Data records for software interfaces
BEGIN

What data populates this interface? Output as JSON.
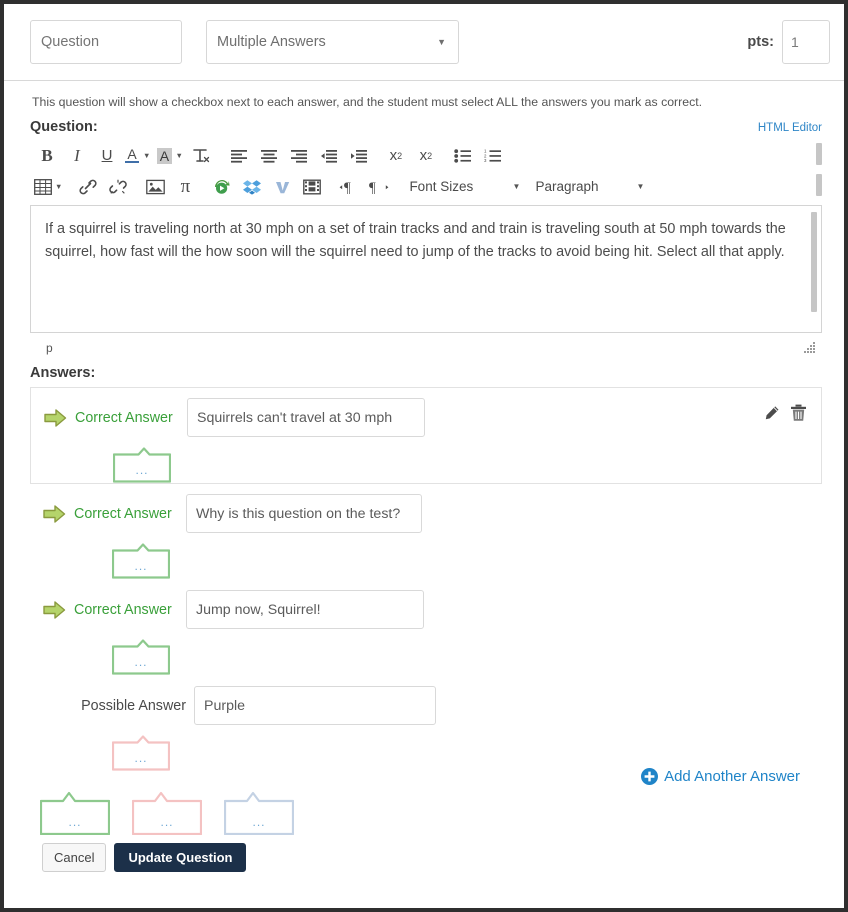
{
  "header": {
    "question_name_placeholder": "Question",
    "question_name_value": "",
    "question_type": "Multiple Answers",
    "pts_label": "pts:",
    "pts_value": "1"
  },
  "hint": "This question will show a checkbox next to each answer, and the student must select ALL the answers you mark as correct.",
  "question_section": {
    "label": "Question:",
    "html_editor_link": "HTML Editor"
  },
  "toolbar": {
    "row1": [
      {
        "name": "bold-icon",
        "label": "B"
      },
      {
        "name": "italic-icon",
        "label": "I"
      },
      {
        "name": "underline-icon",
        "label": "U"
      },
      {
        "name": "text-color-icon",
        "label": "A"
      },
      {
        "name": "background-color-icon",
        "label": "A"
      },
      {
        "name": "clear-formatting-icon",
        "label": "Tx"
      },
      {
        "name": "align-left-icon",
        "label": "align-left"
      },
      {
        "name": "align-center-icon",
        "label": "align-center"
      },
      {
        "name": "align-right-icon",
        "label": "align-right"
      },
      {
        "name": "outdent-icon",
        "label": "outdent"
      },
      {
        "name": "indent-icon",
        "label": "indent"
      },
      {
        "name": "superscript-icon",
        "label": "x2"
      },
      {
        "name": "subscript-icon",
        "label": "x2"
      },
      {
        "name": "bullet-list-icon",
        "label": "bullets"
      },
      {
        "name": "numbered-list-icon",
        "label": "numbers"
      }
    ],
    "row2": [
      {
        "name": "table-icon",
        "label": "table"
      },
      {
        "name": "link-icon",
        "label": "link"
      },
      {
        "name": "unlink-icon",
        "label": "unlink"
      },
      {
        "name": "image-icon",
        "label": "image"
      },
      {
        "name": "math-equation-icon",
        "label": "π"
      },
      {
        "name": "media-record-icon",
        "label": "record"
      },
      {
        "name": "dropbox-icon",
        "label": "dropbox"
      },
      {
        "name": "vimeo-icon",
        "label": "V"
      },
      {
        "name": "film-icon",
        "label": "film"
      },
      {
        "name": "ltr-direction-icon",
        "label": "ltr"
      },
      {
        "name": "rtl-direction-icon",
        "label": "rtl"
      }
    ],
    "font_sizes": "Font Sizes",
    "paragraph": "Paragraph"
  },
  "editor": {
    "body": "If a squirrel is traveling north at 30 mph on a set of train tracks and and train is traveling south at 50 mph towards the squirrel, how fast will the how soon will the squirrel need to jump of the tracks to avoid being hit. Select all that apply.",
    "status_path": "p"
  },
  "answers_section": {
    "label": "Answers:",
    "bubble_dots": "...",
    "add_another": "Add Another Answer",
    "items": [
      {
        "status": "Correct Answer",
        "correct": true,
        "selected": true,
        "text": "Squirrels can't travel at 30 mph",
        "bubble_color": "#8dc98d"
      },
      {
        "status": "Correct Answer",
        "correct": true,
        "selected": false,
        "text": "Why is this question on the test?",
        "bubble_color": "#8dc98d"
      },
      {
        "status": "Correct Answer",
        "correct": true,
        "selected": false,
        "text": "Jump now, Squirrel!",
        "bubble_color": "#8dc98d"
      },
      {
        "status": "Possible Answer",
        "correct": false,
        "selected": false,
        "text": "Purple",
        "bubble_color": "#f4c2c2"
      }
    ],
    "row_actions": [
      {
        "name": "edit-answer-icon",
        "label": "edit"
      },
      {
        "name": "delete-answer-icon",
        "label": "delete"
      }
    ],
    "bottom_bubbles": [
      {
        "name": "correct-comment-bubble",
        "color": "#8dc98d"
      },
      {
        "name": "incorrect-comment-bubble",
        "color": "#f4c2c2"
      },
      {
        "name": "general-comment-bubble",
        "color": "#c4d2e4"
      }
    ]
  },
  "footer": {
    "cancel": "Cancel",
    "update": "Update Question"
  },
  "colors": {
    "correct_green": "#3aa03a",
    "link_blue": "#1f84c8",
    "primary_button": "#1c3049",
    "dots_blue": "#6fa8d4"
  }
}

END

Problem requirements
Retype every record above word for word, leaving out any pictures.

Written response
What data populates this interface? Output as JSON.
{
  "header": {
    "question_name_placeholder": "Question",
    "question_name_value": "",
    "question_type": "Multiple Answers",
    "pts_label": "pts:",
    "pts_value": "1"
  },
  "hint": "This question will show a checkbox next to each answer, and the student must select ALL the answers you mark as correct.",
  "question_section": {
    "label": "Question:",
    "html_editor_link": "HTML Editor"
  },
  "toolbar": {
    "row1": [
      {
        "name": "bold-icon",
        "label": "B"
      },
      {
        "name": "italic-icon",
        "label": "I"
      },
      {
        "name": "underline-icon",
        "label": "U"
      },
      {
        "name": "text-color-icon",
        "label": "A"
      },
      {
        "name": "background-color-icon",
        "label": "A"
      },
      {
        "name": "clear-formatting-icon",
        "label": "Tx"
      },
      {
        "name": "align-left-icon",
        "label": "align-left"
      },
      {
        "name": "align-center-icon",
        "label": "align-center"
      },
      {
        "name": "align-right-icon",
        "label": "align-right"
      },
      {
        "name": "outdent-icon",
        "label": "outdent"
      },
      {
        "name": "indent-icon",
        "label": "indent"
      },
      {
        "name": "superscript-icon",
        "label": "x2"
      },
      {
        "name": "subscript-icon",
        "label": "x2"
      },
      {
        "name": "bullet-list-icon",
        "label": "bullets"
      },
      {
        "name": "numbered-list-icon",
        "label": "numbers"
      }
    ],
    "row2": [
      {
        "name": "table-icon",
        "label": "table"
      },
      {
        "name": "link-icon",
        "label": "link"
      },
      {
        "name": "unlink-icon",
        "label": "unlink"
      },
      {
        "name": "image-icon",
        "label": "image"
      },
      {
        "name": "math-equation-icon",
        "label": "π"
      },
      {
        "name": "media-record-icon",
        "label": "record"
      },
      {
        "name": "dropbox-icon",
        "label": "dropbox"
      },
      {
        "name": "vimeo-icon",
        "label": "V"
      },
      {
        "name": "film-icon",
        "label": "film"
      },
      {
        "name": "ltr-direction-icon",
        "label": "ltr"
      },
      {
        "name": "rtl-direction-icon",
        "label": "rtl"
      }
    ],
    "font_sizes": "Font Sizes",
    "paragraph": "Paragraph"
  },
  "editor": {
    "body": "If a squirrel is traveling north at 30 mph on a set of train tracks and and train is traveling south at 50 mph towards the squirrel, how fast will the how soon will the squirrel need to jump of the tracks to avoid being hit. Select all that apply.",
    "status_path": "p"
  },
  "answers_section": {
    "label": "Answers:",
    "bubble_dots": "...",
    "add_another": "Add Another Answer",
    "items": [
      {
        "status": "Correct Answer",
        "correct": true,
        "selected": true,
        "text": "Squirrels can't travel at 30 mph",
        "bubble_color": "#8dc98d"
      },
      {
        "status": "Correct Answer",
        "correct": true,
        "selected": false,
        "text": "Why is this question on the test?",
        "bubble_color": "#8dc98d"
      },
      {
        "status": "Correct Answer",
        "correct": true,
        "selected": false,
        "text": "Jump now, Squirrel!",
        "bubble_color": "#8dc98d"
      },
      {
        "status": "Possible Answer",
        "correct": false,
        "selected": false,
        "text": "Purple",
        "bubble_color": "#f4c2c2"
      }
    ],
    "row_actions": [
      {
        "name": "edit-answer-icon",
        "label": "edit"
      },
      {
        "name": "delete-answer-icon",
        "label": "delete"
      }
    ],
    "bottom_bubbles": [
      {
        "name": "correct-comment-bubble",
        "color": "#8dc98d"
      },
      {
        "name": "incorrect-comment-bubble",
        "color": "#f4c2c2"
      },
      {
        "name": "general-comment-bubble",
        "color": "#c4d2e4"
      }
    ]
  },
  "footer": {
    "cancel": "Cancel",
    "update": "Update Question"
  },
  "colors": {
    "correct_green": "#3aa03a",
    "link_blue": "#1f84c8",
    "primary_button": "#1c3049",
    "dots_blue": "#6fa8d4"
  }
}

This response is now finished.